That’s kind of hard to pin down. I guess both. I do look at specific source images and think back on memories I have about places and environments I’ve seen-through real life contact or through movies, books, pictures. But when I make my work I let my imagination run wild-I rarely visually quote a source image directly.
It looks as though your drawings are mounted on a three-dimensional box- why do you choose to present your images in this way?
Actually they’re not, but they do look that way. Those drawings are actually made on multiple sheets of double matte Mylar, usually drawn on both sides of each sheet and then all the sheets are layered. There are usually 2 or 3 sheets total. This gives it a quasi-3D effect and also some atmospheric perspective. The drawings are usually framed in a deep, recessed frame.
Your older works contained more direct references as far as images- logs of timber, brick walls, caves and house-like structures…what made you want to shift to further abstracted imagery?

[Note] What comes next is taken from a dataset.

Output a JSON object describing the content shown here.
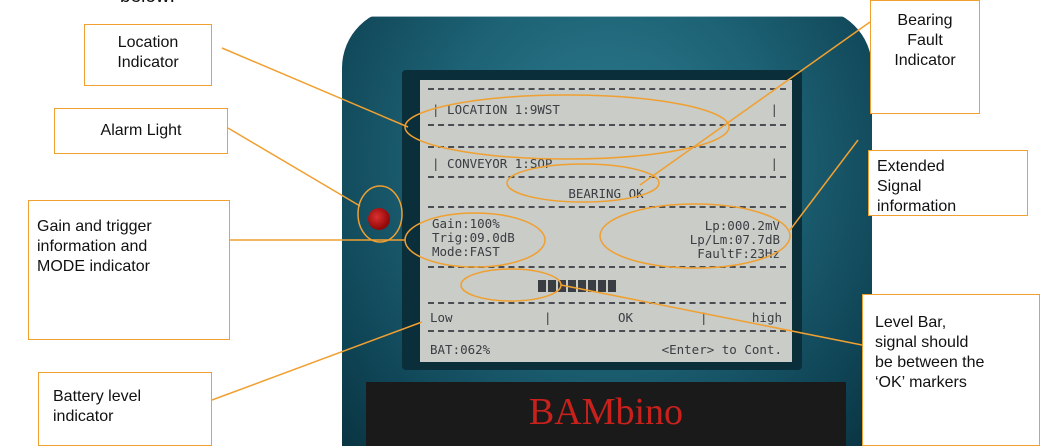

A lot of people think those drawings are older, I know they look that way. But actually they were done at the same time as the Mylar drawings and they’re an ongoing project too. Those drawings have more to do with architecture of the personal scale and the intersection of different narratives within a built environment. I’m interested how different sorts of people come to similar solutions or strategies for how they design their own space, what that intersection might look like. What I mean by that is that I draw the images so that the viewer is left wondering who built them and for what purpose. So for example: did the Una-bomber build this thing or some visionary hippie from Bolinas? I guess in that way they’re liminal like the other sets of drawings.

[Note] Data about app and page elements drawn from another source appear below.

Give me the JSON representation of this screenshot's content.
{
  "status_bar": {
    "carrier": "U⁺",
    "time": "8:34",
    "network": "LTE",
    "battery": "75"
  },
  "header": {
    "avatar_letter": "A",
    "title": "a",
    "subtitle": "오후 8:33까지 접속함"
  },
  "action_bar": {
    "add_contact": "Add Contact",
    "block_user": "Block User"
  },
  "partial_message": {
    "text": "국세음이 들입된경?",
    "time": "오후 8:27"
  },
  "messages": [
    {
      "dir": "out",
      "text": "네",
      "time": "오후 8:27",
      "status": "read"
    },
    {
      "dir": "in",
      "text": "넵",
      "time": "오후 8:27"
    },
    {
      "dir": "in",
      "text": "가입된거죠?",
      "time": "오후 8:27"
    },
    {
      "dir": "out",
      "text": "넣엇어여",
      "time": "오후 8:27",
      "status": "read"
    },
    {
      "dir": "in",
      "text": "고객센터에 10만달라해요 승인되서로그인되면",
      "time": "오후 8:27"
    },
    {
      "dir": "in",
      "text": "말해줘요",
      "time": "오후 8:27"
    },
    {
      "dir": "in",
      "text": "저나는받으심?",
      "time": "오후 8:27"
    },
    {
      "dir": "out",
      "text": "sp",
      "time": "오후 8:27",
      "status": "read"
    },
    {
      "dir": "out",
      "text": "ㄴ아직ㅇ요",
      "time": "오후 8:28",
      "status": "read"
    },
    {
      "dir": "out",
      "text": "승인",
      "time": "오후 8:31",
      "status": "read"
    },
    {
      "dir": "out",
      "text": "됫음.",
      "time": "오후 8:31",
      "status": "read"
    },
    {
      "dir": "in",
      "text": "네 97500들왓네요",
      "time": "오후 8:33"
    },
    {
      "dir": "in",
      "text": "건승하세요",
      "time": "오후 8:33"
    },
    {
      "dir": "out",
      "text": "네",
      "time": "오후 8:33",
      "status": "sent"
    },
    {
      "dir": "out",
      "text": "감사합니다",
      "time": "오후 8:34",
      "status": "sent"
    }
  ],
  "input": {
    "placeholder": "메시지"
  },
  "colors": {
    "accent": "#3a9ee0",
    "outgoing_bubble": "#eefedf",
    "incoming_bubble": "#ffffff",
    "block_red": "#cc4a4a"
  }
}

I haven’t seen your audio projects in person- so it’s hard for me to conceptualize how they “sound” but can you talk a little bit about them?
The audio projects are ongoing experiments with sound art. I’m not trained in any way in this area, but I love sound art. I finally got into making my own when I did the first set of Mylar drawings. A lot of people were curious about the automatic writing and wanted me to pinpoint where on each drawing this or that from the writing correlated. But the whole purpose for the automatic writing is really just to give me a starting point-the viewer’s imagination is the bigger point of the drawings. I finally decided to play around with people’s expectations, so I created an audio tour. But instead of listeners hearing me speak words from the writing or me explaining the writing and how it relates to each drawing in the series, they hear me making sound effects with my voice, somewhat edited and manipulated to sound like sonic landscapes. The sounds that I made with my voice correlated to the automatic writing, so this required more writing in order to figure out what kinds of sounds I associated with the imagery in the original automatic writing. The final sound is pretty convoluted but the piece is kind of funny and it reinforces how hermetic my process is, rather then just give it all away.
How do you see your audio projects and drawings relating to each other?
Every since the audio tour project I’ve been pairing sound projects with each series of Mylar drawings that I’ve done, finding different ways to approach each new sound piece and using these projects as a way to develop my skills and knowledge of sound art. The one I just completed goes with my most recent set of Mylar drawings for a show I have in September in Lisbon. This one uses six Heralds’ Horns that I bought from an online medieval shop that sells stuff to Ren-fair folk. The sounds coming out of the horns were built from national anthems that relate to countries I did automatic writing about. That automatic writing was used to create six big drawings for that show. So the relationship between this sound project and the new drawings isn’t so direct as it was with the audio tour piece, but still conceptually relates. I think that that’s what’s most important to me about the relationship between the sound and the drawings, that there’s some kind of conceptual connection.
How do you continue to stay inspired?
I enjoy how things are layered and inter-connected. I stay inspired by focusing on that.